Saved data entries:
-=-=-
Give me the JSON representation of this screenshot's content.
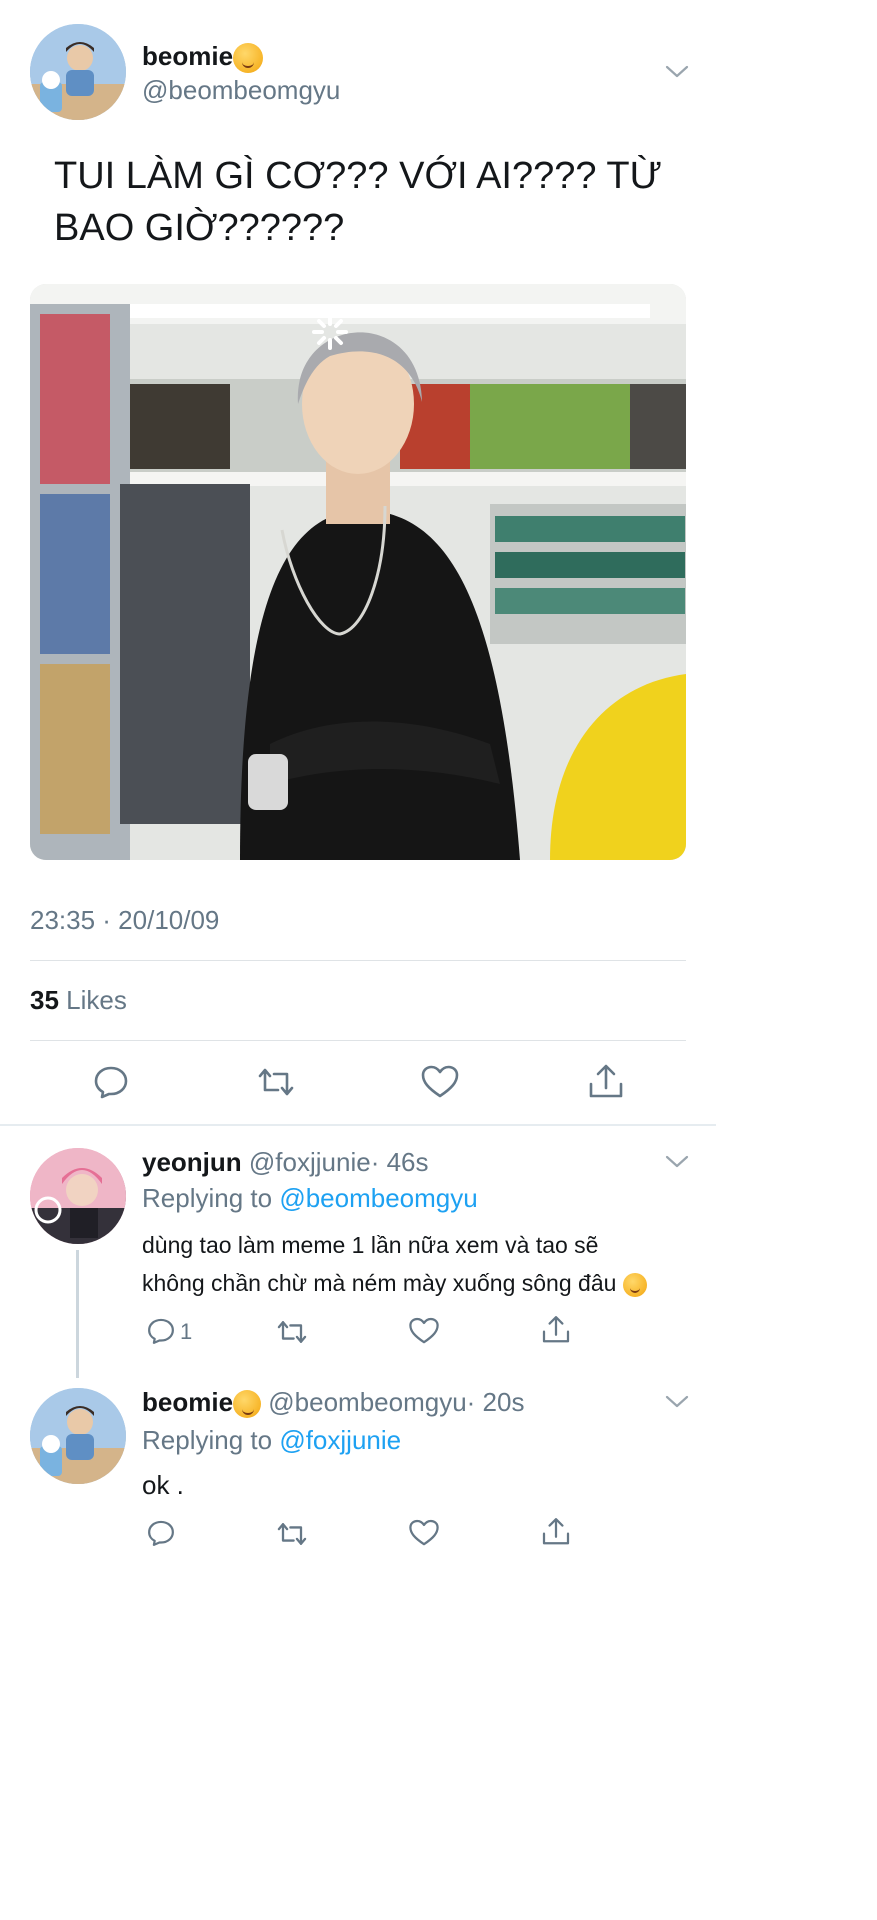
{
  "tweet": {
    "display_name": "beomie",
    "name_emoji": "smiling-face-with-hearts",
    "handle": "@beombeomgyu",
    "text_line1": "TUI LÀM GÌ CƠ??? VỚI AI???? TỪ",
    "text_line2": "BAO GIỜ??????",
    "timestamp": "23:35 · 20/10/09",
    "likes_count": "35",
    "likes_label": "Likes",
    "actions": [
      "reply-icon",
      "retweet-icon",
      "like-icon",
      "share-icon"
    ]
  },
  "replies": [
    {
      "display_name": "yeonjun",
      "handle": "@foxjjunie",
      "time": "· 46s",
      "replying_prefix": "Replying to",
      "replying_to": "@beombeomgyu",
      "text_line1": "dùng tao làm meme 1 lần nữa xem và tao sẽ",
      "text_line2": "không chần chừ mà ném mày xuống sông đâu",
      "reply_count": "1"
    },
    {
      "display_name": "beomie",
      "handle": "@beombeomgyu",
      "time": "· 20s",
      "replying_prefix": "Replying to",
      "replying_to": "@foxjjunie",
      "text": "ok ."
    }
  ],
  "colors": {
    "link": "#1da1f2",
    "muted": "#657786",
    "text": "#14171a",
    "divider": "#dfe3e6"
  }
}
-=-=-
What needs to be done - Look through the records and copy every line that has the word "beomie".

Final answer -
    "display_name": "beomie",
      "display_name": "beomie",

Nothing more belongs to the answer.